praise. Psalm 98. 4.
PUBLISHED BY BIGLOW & MAIN,
76 EAST NINTII STREET.
SPROLALLY ADAPTED TO EACH OTHER.
Page 21 Songs of Devotion... 110 109 Songs of Devotion... 74 25 Songs of Salvation... 140 113 Songs of Devotion... 69 28 Songs of Devotion... 22 116 Songs of Salvation... 38 32 Plymouth Collection 433 118 Songs of Devotion... 208 37 Songs of Devotion... 33 124 Hallowed Songs..... 2 41 Songs of Devotion... 102 127 Songs of Devotion... 73 72 The Charm.... 21 134 Songs of Devotion... 125 75 Songs of Devotion... 213 135 Songs of Salvation.. 182 80 Songs of Salvation.. 115 140 Songs of Devotion... 103 83 Songs of Devotion... 152 161 Hallowed Songs..... 77 8 Songs of Devotion... 153 177 Songs of Devotion... 24 92 Fresh Laurels.... 20 184 Songs of Devotion... 248 103 Songs of Salvation... 70 187 Songs of Salvation... 22 108 Songs of Salvation... 86
The books above mentioned may be purchased or BIGLOW & Maix, 76 East Ninth-street, New York.
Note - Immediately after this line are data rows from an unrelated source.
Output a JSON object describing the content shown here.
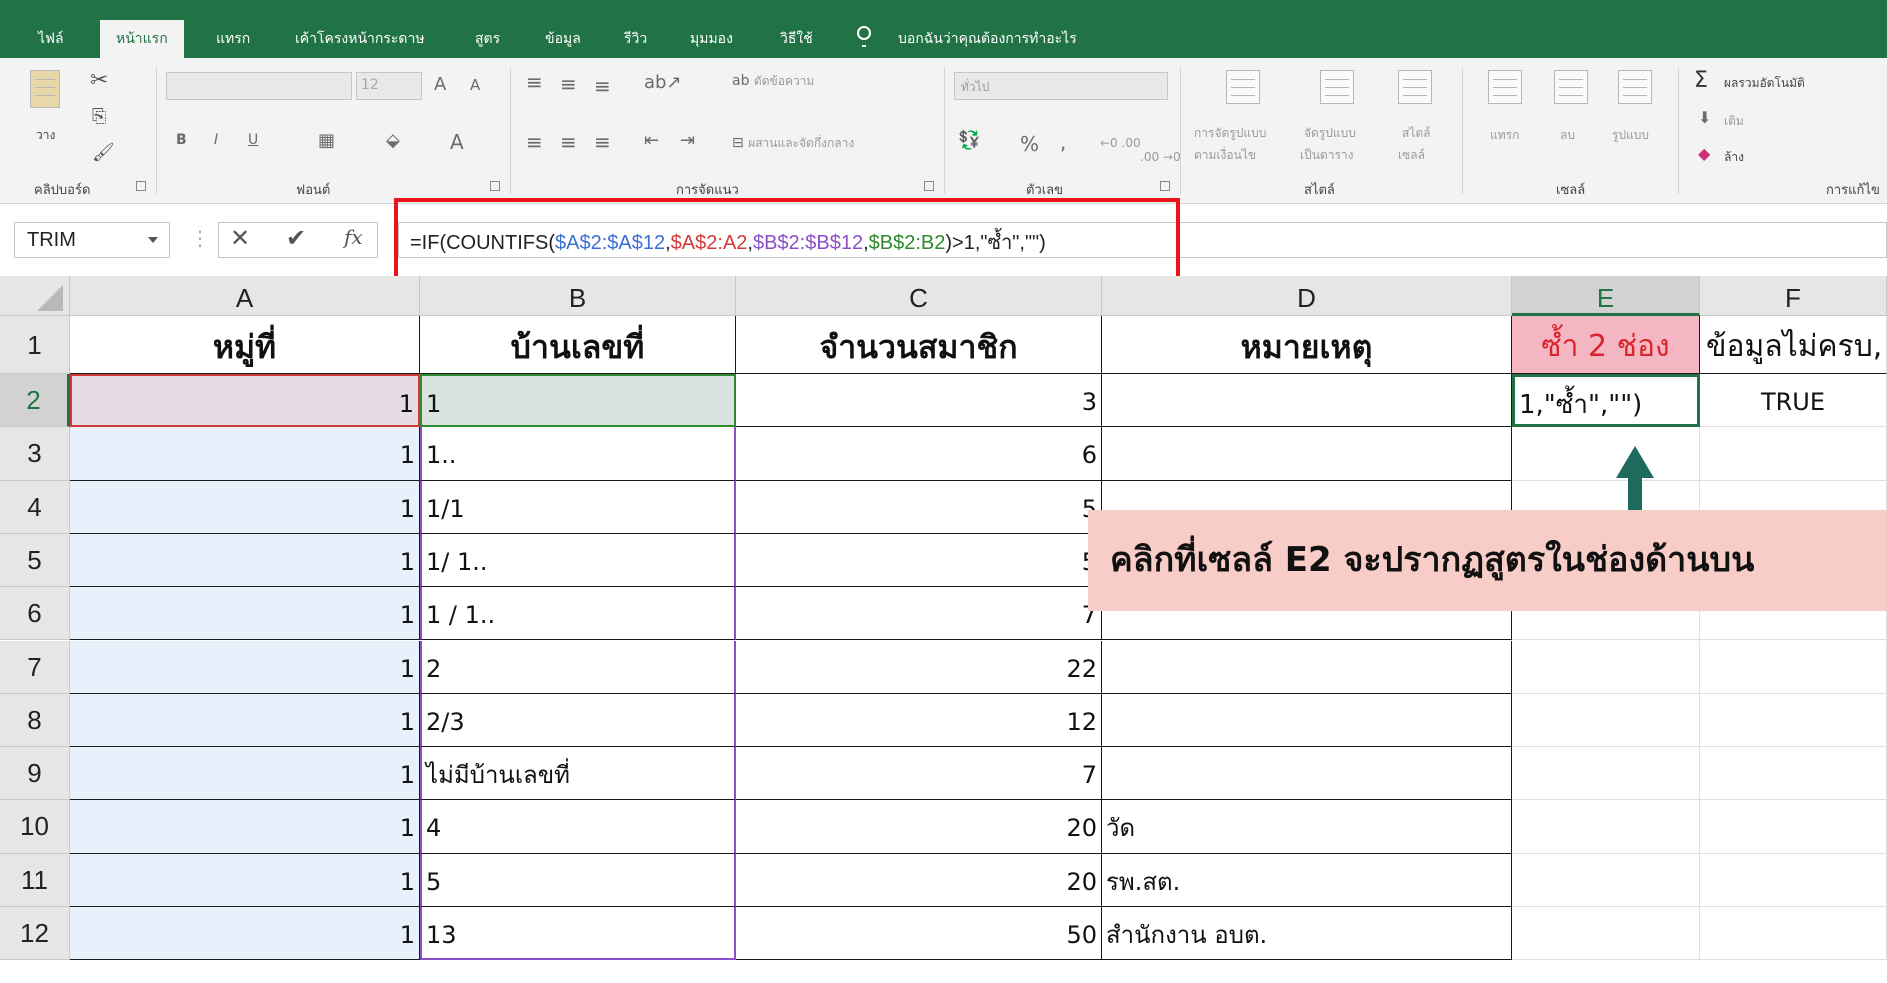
{
  "ribbon_tabs": [
    "ไฟล์",
    "หน้าแรก",
    "แทรก",
    "เค้าโครงหน้ากระดาษ",
    "สูตร",
    "ข้อมูล",
    "รีวิว",
    "มุมมอง",
    "วิธีใช้"
  ],
  "tell_me": "บอกฉันว่าคุณต้องการทำอะไร",
  "ribbon": {
    "clipboard": {
      "paste": "วาง",
      "label": "คลิปบอร์ด"
    },
    "font": {
      "size": "12",
      "grow": "A",
      "shrink": "A",
      "bold": "B",
      "italic": "I",
      "underline": "U",
      "font_color": "A",
      "label": "ฟอนต์"
    },
    "alignment": {
      "wrap": "ตัดข้อความ",
      "merge": "ผสานและจัดกึ่งกลาง",
      "label": "การจัดแนว"
    },
    "number": {
      "format": "ทั่วไป",
      "percent": "%",
      "comma": ",",
      "inc": "←0 .00",
      "dec": ".00 →0",
      "label": "ตัวเลข"
    },
    "styles": {
      "conditional": "การจัดรูปแบบ",
      "conditional2": "ตามเงื่อนไข",
      "table": "จัดรูปแบบ",
      "table2": "เป็นตาราง",
      "cell": "สไตล์",
      "cell2": "เซลล์",
      "label": "สไตล์"
    },
    "cells": {
      "insert": "แทรก",
      "delete": "ลบ",
      "format": "รูปแบบ",
      "label": "เซลล์"
    },
    "editing": {
      "autosum": "ผลรวมอัตโนมัติ",
      "fill": "เติม",
      "clear": "ล้าง",
      "label": "การแก้ไข"
    }
  },
  "formula_bar": {
    "name_box": "TRIM",
    "formula_parts": [
      {
        "t": "=IF(COUNTIFS(",
        "c": ""
      },
      {
        "t": "$A$2:$A$12",
        "c": "c-blue"
      },
      {
        "t": ",",
        "c": ""
      },
      {
        "t": "$A$2:A2",
        "c": "c-red"
      },
      {
        "t": ",",
        "c": ""
      },
      {
        "t": "$B$2:$B$12",
        "c": "c-purple"
      },
      {
        "t": ",",
        "c": ""
      },
      {
        "t": "$B$2:B2",
        "c": "c-green"
      },
      {
        "t": ")>1,\"ซ้ำ\",\"\")",
        "c": ""
      }
    ]
  },
  "columns": [
    "A",
    "B",
    "C",
    "D",
    "E",
    "F"
  ],
  "rows": [
    "1",
    "2",
    "3",
    "4",
    "5",
    "6",
    "7",
    "8",
    "9",
    "10",
    "11",
    "12"
  ],
  "headers": {
    "A": "หมู่ที่",
    "B": "บ้านเลขที่",
    "C": "จำนวนสมาชิก",
    "D": "หมายเหตุ",
    "E": "ซ้ำ 2 ช่อง",
    "F": "ข้อมูลไม่ครบ,"
  },
  "data_rows": [
    {
      "a": "1",
      "b": "1",
      "c": "3",
      "d": "",
      "e": "1,\"ซ้ำ\",\"\")",
      "f": "TRUE"
    },
    {
      "a": "1",
      "b": "1..",
      "c": "6",
      "d": "",
      "e": "",
      "f": ""
    },
    {
      "a": "1",
      "b": "1/1",
      "c": "5",
      "d": "",
      "e": "",
      "f": ""
    },
    {
      "a": "1",
      "b": "1/ 1..",
      "c": "5",
      "d": "",
      "e": "",
      "f": ""
    },
    {
      "a": "1",
      "b": "1 / 1..",
      "c": "7",
      "d": "",
      "e": "",
      "f": ""
    },
    {
      "a": "1",
      "b": "2",
      "c": "22",
      "d": "",
      "e": "",
      "f": ""
    },
    {
      "a": "1",
      "b": "2/3",
      "c": "12",
      "d": "",
      "e": "",
      "f": ""
    },
    {
      "a": "1",
      "b": "ไม่มีบ้านเลขที่",
      "c": "7",
      "d": "",
      "e": "",
      "f": ""
    },
    {
      "a": "1",
      "b": "4",
      "c": "20",
      "d": "วัด",
      "e": "",
      "f": ""
    },
    {
      "a": "1",
      "b": "5",
      "c": "20",
      "d": "รพ.สต.",
      "e": "",
      "f": ""
    },
    {
      "a": "1",
      "b": "13",
      "c": "50",
      "d": "สำนักงาน อบต.",
      "e": "",
      "f": ""
    }
  ],
  "callout": "คลิกที่เซลล์ E2 จะปรากฏสูตรในช่องด้านบน",
  "colors": {
    "excel_green": "#217346",
    "highlight_red": "#e8131b",
    "arrow": "#1e6b5e",
    "callout_bg": "#f8cdc7",
    "header_pink": "#f4b6c2",
    "range_blue": "#e8f0fb",
    "range_purple": "#8a4fc9"
  }
}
Entered according to Act of Congress, in the year 1874, by
BIGLOW & MAIN, in the Office of the Librarian of Congress at Wasbington
... July 2u/
I'R idea is to put in small space, with comfortal.ba
type, the old and new hymns which are so “catching“ that a congregation cannot help but sing. Not more than one out of four church-goers sings, and he who does sing is apt to do it with his mouth half shut, as though to keep his soul from escaping with the utterance.
We do not print the music with the words, because the vast majority of people in church never look at the music even when it is printed. Besides that, nearly all the tunes we sing are familiar, and we need no guide. board on a road we have all our lives been travelling. If there be any one who does not know "Toplady" and “Antioch," we defy all the music books of the werli to teach hiin. When we want to einploy “new tunes we will learn them in the congregational singing-school, an indispensable institution. The notes"
are indis. bensable for schools where the art is to be learned; but If in church one cannot follow a tune except by poising binself on minims or semi-quavers, there will not be much devotion in what he sings. It makes us nervous to have a man sitting next to us in church who sings by gote when he does not know how. Instead of mounting heavenward on the five-runged ladder of the musical staff, he is all the time afraid of falling off. We do not come to church to study music, but to worship God.
Edward W. Keh